Bibliography.—G. Antonelli, Saggio di una bibliografia storica ferrarese (Ferrara, 1851); L. A. Muratori, Delle antichità estensi ed italiane (3 vols., 1717, &c.), the chief and most reliable authority on the subject, containing a quantity of documents; A. Frizzi, Memorie per la storia di Ferrara (2nd ed., Ferrara, 1847); A. Solerti, Ferrara e la corte estense nella seconda metà del sec. XVI. (Città di Castello, 1900); C. Antolini, Il dominio estense in Ferrara (Ferrara, 1896), which deals with the siege of 1240 and other special points; E. G. Gardner, Princes and Poets of Ferrara (London, 1904), a bulky volume dealing only with the Renaissance period, full of interesting and unpublished matter, especially about the literary and artistic associations of the house, but not well put together (contains good bibliography); G. Bertoni, La Biblioteca estense e la coltura ferrarese ai tempi del duca Ercole I. (Turin, 1903), useful for the literary aspect of the subject; P. Litta, Le Celebri Famiglie italiane, vol. iii. (Milan, 1831), still a valuable work; E. Noyes, The Story of Ferrara (London, 1904); Julia Cartwright’s Isabella d’Este (London, 1903), and Beatrice d’Este (1899), pleasantly written but amateurish volumes based on A. Luzio’s Mantova e Urbino (Turin, 1893); A. Luzio and R. Renier, “Delle relazioni di Isabella d’Este Gonzaga con Lodovico e Beatrice Sforza” (Milan, 1890, Archivio Storico Lombardo, xvii.). (L. V.*)
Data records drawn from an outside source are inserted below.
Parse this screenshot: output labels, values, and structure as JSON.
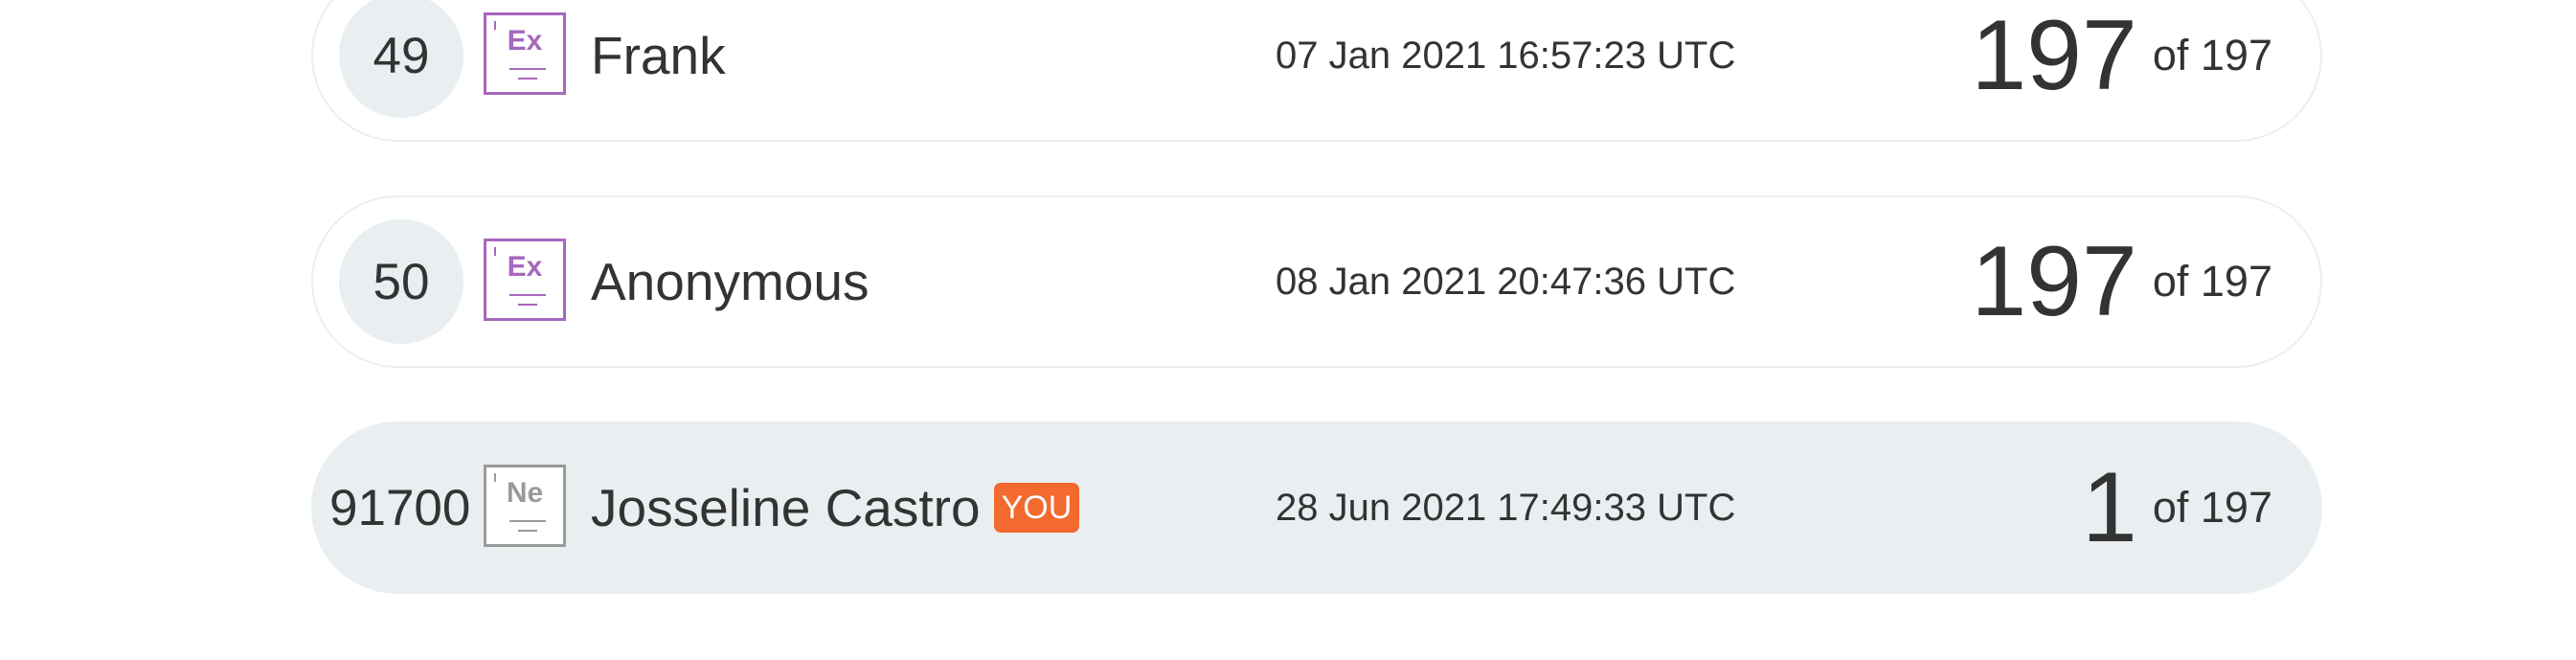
{
  "leaderboard": {
    "rows": [
      {
        "rank": "49",
        "badge_symbol": "Ex",
        "name": "Frank",
        "date": "07 Jan 2021 16:57:23 UTC",
        "score": "197",
        "of_total": "of 197"
      },
      {
        "rank": "50",
        "badge_symbol": "Ex",
        "name": "Anonymous",
        "date": "08 Jan 2021 20:47:36 UTC",
        "score": "197",
        "of_total": "of 197"
      },
      {
        "rank": "91700",
        "badge_symbol": "Ne",
        "name": "Josseline Castro",
        "you_label": "YOU",
        "date": "28 Jun 2021 17:49:33 UTC",
        "score": "1",
        "of_total": "of 197"
      }
    ]
  },
  "colors": {
    "badge_expert": "#a667bd",
    "badge_newbie": "#9a9a9a",
    "you_badge": "#f26a2e",
    "current_user_row": "#e9eef0"
  }
}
- i.e. Margrave of the Empire (marchio Sancti Imperii) in Italy. (See Marquess.)
- Another son of Azzo and Gersende became count of Maine as Hugh III. (d. 1131).